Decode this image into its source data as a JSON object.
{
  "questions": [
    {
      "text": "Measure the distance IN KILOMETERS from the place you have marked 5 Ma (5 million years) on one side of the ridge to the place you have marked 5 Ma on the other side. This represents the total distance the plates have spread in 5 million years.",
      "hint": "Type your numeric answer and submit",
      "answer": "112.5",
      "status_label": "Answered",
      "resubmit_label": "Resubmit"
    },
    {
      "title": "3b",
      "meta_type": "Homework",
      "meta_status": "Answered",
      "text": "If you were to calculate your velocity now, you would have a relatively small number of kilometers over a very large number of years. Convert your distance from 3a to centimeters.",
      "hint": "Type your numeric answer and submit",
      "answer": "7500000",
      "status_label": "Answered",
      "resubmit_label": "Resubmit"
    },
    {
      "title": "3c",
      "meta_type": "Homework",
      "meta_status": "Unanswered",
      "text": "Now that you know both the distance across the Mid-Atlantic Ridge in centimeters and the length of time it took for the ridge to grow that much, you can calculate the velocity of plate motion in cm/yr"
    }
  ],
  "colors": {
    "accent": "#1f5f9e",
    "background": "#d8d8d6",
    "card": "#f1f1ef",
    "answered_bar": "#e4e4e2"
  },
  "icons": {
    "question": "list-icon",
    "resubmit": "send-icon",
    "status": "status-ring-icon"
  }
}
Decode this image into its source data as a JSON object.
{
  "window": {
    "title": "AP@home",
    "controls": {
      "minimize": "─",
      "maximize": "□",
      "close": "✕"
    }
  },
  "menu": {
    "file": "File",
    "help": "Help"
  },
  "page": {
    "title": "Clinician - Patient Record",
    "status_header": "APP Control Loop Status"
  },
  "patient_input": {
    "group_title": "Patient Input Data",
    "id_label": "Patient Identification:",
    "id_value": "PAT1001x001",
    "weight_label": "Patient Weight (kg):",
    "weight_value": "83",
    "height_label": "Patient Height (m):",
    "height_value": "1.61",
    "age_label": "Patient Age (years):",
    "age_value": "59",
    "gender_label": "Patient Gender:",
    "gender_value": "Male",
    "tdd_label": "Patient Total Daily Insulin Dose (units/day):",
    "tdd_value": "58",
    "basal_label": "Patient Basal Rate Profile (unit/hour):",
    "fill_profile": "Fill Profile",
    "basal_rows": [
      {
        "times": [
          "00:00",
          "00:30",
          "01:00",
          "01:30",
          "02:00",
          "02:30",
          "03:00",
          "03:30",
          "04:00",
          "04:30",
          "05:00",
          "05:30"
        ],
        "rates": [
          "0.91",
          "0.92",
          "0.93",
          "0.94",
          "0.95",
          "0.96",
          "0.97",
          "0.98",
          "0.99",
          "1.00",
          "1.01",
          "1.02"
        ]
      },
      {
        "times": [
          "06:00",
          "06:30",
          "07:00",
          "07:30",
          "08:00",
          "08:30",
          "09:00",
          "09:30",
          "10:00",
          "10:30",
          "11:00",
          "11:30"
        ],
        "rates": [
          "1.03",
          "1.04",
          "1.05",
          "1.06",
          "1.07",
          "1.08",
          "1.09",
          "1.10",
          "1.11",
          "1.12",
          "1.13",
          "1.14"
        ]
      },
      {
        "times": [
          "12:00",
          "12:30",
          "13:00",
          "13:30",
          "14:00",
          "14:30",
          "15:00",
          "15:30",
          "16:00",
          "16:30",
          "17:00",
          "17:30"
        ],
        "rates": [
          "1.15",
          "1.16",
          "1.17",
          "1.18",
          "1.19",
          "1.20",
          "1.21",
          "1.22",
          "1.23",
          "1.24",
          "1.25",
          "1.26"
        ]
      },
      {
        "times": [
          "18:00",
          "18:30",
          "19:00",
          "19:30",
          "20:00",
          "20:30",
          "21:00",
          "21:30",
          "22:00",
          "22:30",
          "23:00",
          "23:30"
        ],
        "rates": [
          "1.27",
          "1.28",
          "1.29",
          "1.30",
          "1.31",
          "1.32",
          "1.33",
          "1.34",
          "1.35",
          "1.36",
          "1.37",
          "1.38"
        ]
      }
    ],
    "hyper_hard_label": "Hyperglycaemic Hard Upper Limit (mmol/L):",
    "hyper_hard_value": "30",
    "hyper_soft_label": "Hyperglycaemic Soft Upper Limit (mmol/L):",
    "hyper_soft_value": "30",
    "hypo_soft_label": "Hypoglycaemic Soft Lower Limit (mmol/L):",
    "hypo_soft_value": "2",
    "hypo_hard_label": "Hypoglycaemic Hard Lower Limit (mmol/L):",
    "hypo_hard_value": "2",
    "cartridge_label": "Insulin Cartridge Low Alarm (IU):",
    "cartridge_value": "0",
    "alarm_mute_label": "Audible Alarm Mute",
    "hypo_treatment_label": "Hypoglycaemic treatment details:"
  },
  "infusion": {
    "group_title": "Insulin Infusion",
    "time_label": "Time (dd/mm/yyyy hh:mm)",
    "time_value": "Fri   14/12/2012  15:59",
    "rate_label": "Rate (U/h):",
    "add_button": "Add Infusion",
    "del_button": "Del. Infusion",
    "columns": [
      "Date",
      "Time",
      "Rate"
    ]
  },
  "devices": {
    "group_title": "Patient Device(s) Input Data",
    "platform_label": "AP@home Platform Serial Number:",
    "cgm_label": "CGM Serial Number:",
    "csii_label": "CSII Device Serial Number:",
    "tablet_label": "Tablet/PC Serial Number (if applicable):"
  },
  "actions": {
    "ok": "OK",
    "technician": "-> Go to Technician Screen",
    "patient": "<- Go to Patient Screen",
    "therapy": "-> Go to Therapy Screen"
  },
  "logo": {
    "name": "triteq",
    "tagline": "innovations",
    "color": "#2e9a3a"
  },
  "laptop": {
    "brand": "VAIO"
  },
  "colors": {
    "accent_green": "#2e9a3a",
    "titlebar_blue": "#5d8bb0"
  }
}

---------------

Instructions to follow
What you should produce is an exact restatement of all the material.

Answer for the task
Decode this image into its source data as a JSON object.
{
  "questions": [
    {
      "text": "Measure the distance IN KILOMETERS from the place you have marked 5 Ma (5 million years) on one side of the ridge to the place you have marked 5 Ma on the other side. This represents the total distance the plates have spread in 5 million years.",
      "hint": "Type your numeric answer and submit",
      "answer": "112.5",
      "status_label": "Answered",
      "resubmit_label": "Resubmit"
    },
    {
      "title": "3b",
      "meta_type": "Homework",
      "meta_status": "Answered",
      "text": "If you were to calculate your velocity now, you would have a relatively small number of kilometers over a very large number of years. Convert your distance from 3a to centimeters.",
      "hint": "Type your numeric answer and submit",
      "answer": "7500000",
      "status_label": "Answered",
      "resubmit_label": "Resubmit"
    },
    {
      "title": "3c",
      "meta_type": "Homework",
      "meta_status": "Unanswered",
      "text": "Now that you know both the distance across the Mid-Atlantic Ridge in centimeters and the length of time it took for the ridge to grow that much, you can calculate the velocity of plate motion in cm/yr"
    }
  ],
  "colors": {
    "accent": "#1f5f9e",
    "background": "#d8d8d6",
    "card": "#f1f1ef",
    "answered_bar": "#e4e4e2"
  },
  "icons": {
    "question": "list-icon",
    "resubmit": "send-icon",
    "status": "status-ring-icon"
  }
}
Decode this image into its source data as a JSON object.
{
  "window": {
    "title": "AP@home",
    "controls": {
      "minimize": "─",
      "maximize": "□",
      "close": "✕"
    }
  },
  "menu": {
    "file": "File",
    "help": "Help"
  },
  "page": {
    "title": "Clinician - Patient Record",
    "status_header": "APP Control Loop Status"
  },
  "patient_input": {
    "group_title": "Patient Input Data",
    "id_label": "Patient Identification:",
    "id_value": "PAT1001x001",
    "weight_label": "Patient Weight (kg):",
    "weight_value": "83",
    "height_label": "Patient Height (m):",
    "height_value": "1.61",
    "age_label": "Patient Age (years):",
    "age_value": "59",
    "gender_label": "Patient Gender:",
    "gender_value": "Male",
    "tdd_label": "Patient Total Daily Insulin Dose (units/day):",
    "tdd_value": "58",
    "basal_label": "Patient Basal Rate Profile (unit/hour):",
    "fill_profile": "Fill Profile",
    "basal_rows": [
      {
        "times": [
          "00:00",
          "00:30",
          "01:00",
          "01:30",
          "02:00",
          "02:30",
          "03:00",
          "03:30",
          "04:00",
          "04:30",
          "05:00",
          "05:30"
        ],
        "rates": [
          "0.91",
          "0.92",
          "0.93",
          "0.94",
          "0.95",
          "0.96",
          "0.97",
          "0.98",
          "0.99",
          "1.00",
          "1.01",
          "1.02"
        ]
      },
      {
        "times": [
          "06:00",
          "06:30",
          "07:00",
          "07:30",
          "08:00",
          "08:30",
          "09:00",
          "09:30",
          "10:00",
          "10:30",
          "11:00",
          "11:30"
        ],
        "rates": [
          "1.03",
          "1.04",
          "1.05",
          "1.06",
          "1.07",
          "1.08",
          "1.09",
          "1.10",
          "1.11",
          "1.12",
          "1.13",
          "1.14"
        ]
      },
      {
        "times": [
          "12:00",
          "12:30",
          "13:00",
          "13:30",
          "14:00",
          "14:30",
          "15:00",
          "15:30",
          "16:00",
          "16:30",
          "17:00",
          "17:30"
        ],
        "rates": [
          "1.15",
          "1.16",
          "1.17",
          "1.18",
          "1.19",
          "1.20",
          "1.21",
          "1.22",
          "1.23",
          "1.24",
          "1.25",
          "1.26"
        ]
      },
      {
        "times": [
          "18:00",
          "18:30",
          "19:00",
          "19:30",
          "20:00",
          "20:30",
          "21:00",
          "21:30",
          "22:00",
          "22:30",
          "23:00",
          "23:30"
        ],
        "rates": [
          "1.27",
          "1.28",
          "1.29",
          "1.30",
          "1.31",
          "1.32",
          "1.33",
          "1.34",
          "1.35",
          "1.36",
          "1.37",
          "1.38"
        ]
      }
    ],
    "hyper_hard_label": "Hyperglycaemic Hard Upper Limit (mmol/L):",
    "hyper_hard_value": "30",
    "hyper_soft_label": "Hyperglycaemic Soft Upper Limit (mmol/L):",
    "hyper_soft_value": "30",
    "hypo_soft_label": "Hypoglycaemic Soft Lower Limit (mmol/L):",
    "hypo_soft_value": "2",
    "hypo_hard_label": "Hypoglycaemic Hard Lower Limit (mmol/L):",
    "hypo_hard_value": "2",
    "cartridge_label": "Insulin Cartridge Low Alarm (IU):",
    "cartridge_value": "0",
    "alarm_mute_label": "Audible Alarm Mute",
    "hypo_treatment_label": "Hypoglycaemic treatment details:"
  },
  "infusion": {
    "group_title": "Insulin Infusion",
    "time_label": "Time (dd/mm/yyyy hh:mm)",
    "time_value": "Fri   14/12/2012  15:59",
    "rate_label": "Rate (U/h):",
    "add_button": "Add Infusion",
    "del_button": "Del. Infusion",
    "columns": [
      "Date",
      "Time",
      "Rate"
    ]
  },
  "devices": {
    "group_title": "Patient Device(s) Input Data",
    "platform_label": "AP@home Platform Serial Number:",
    "cgm_label": "CGM Serial Number:",
    "csii_label": "CSII Device Serial Number:",
    "tablet_label": "Tablet/PC Serial Number (if applicable):"
  },
  "actions": {
    "ok": "OK",
    "technician": "-> Go to Technician Screen",
    "patient": "<- Go to Patient Screen",
    "therapy": "-> Go to Therapy Screen"
  },
  "logo": {
    "name": "triteq",
    "tagline": "innovations",
    "color": "#2e9a3a"
  },
  "laptop": {
    "brand": "VAIO"
  },
  "colors": {
    "accent_green": "#2e9a3a",
    "titlebar_blue": "#5d8bb0"
  }
}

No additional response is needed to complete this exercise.